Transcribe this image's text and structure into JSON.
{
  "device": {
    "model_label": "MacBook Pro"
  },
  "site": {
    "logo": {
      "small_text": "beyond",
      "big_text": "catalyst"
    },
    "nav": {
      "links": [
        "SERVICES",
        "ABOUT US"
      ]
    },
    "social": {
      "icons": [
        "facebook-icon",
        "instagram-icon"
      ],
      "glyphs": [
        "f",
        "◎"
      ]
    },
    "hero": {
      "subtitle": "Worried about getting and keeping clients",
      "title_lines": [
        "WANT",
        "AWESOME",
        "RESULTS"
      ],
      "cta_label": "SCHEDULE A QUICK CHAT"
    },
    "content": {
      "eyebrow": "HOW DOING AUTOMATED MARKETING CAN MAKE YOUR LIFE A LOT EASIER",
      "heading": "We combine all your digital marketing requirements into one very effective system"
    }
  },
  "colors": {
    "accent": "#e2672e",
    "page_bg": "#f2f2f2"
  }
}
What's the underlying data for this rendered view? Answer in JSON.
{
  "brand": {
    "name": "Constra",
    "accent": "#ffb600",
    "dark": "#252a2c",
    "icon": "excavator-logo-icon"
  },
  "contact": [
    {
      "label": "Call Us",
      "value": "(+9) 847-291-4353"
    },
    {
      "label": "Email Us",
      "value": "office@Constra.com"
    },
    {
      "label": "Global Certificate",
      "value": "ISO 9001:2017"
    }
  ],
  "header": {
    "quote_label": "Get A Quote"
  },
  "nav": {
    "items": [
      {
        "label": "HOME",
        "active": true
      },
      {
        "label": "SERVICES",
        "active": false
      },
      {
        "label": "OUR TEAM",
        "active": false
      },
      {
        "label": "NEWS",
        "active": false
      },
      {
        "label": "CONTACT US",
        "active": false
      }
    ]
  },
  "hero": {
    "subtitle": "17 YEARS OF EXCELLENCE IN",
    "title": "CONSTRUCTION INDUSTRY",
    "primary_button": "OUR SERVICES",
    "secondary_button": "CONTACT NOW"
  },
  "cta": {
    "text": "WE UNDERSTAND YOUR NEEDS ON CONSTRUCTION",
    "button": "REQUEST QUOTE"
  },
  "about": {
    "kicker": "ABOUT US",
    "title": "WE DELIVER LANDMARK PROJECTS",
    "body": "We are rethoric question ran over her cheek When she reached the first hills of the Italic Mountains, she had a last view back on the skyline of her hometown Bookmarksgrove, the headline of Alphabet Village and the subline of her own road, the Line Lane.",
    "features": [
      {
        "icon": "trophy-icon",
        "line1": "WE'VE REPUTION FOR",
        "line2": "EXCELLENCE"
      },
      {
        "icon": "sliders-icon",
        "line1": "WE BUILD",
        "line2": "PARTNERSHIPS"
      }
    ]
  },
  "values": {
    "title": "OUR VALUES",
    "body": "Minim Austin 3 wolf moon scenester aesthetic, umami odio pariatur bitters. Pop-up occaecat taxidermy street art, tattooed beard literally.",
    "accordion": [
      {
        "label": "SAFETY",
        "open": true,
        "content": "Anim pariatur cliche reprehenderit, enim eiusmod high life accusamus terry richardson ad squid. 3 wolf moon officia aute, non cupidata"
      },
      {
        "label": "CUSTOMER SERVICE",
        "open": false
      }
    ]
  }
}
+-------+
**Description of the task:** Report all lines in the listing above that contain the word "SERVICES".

**Solution to the problem:**
        "SERVICES",
        "label": "SERVICES",
    "primary_button": "OUR SERVICES",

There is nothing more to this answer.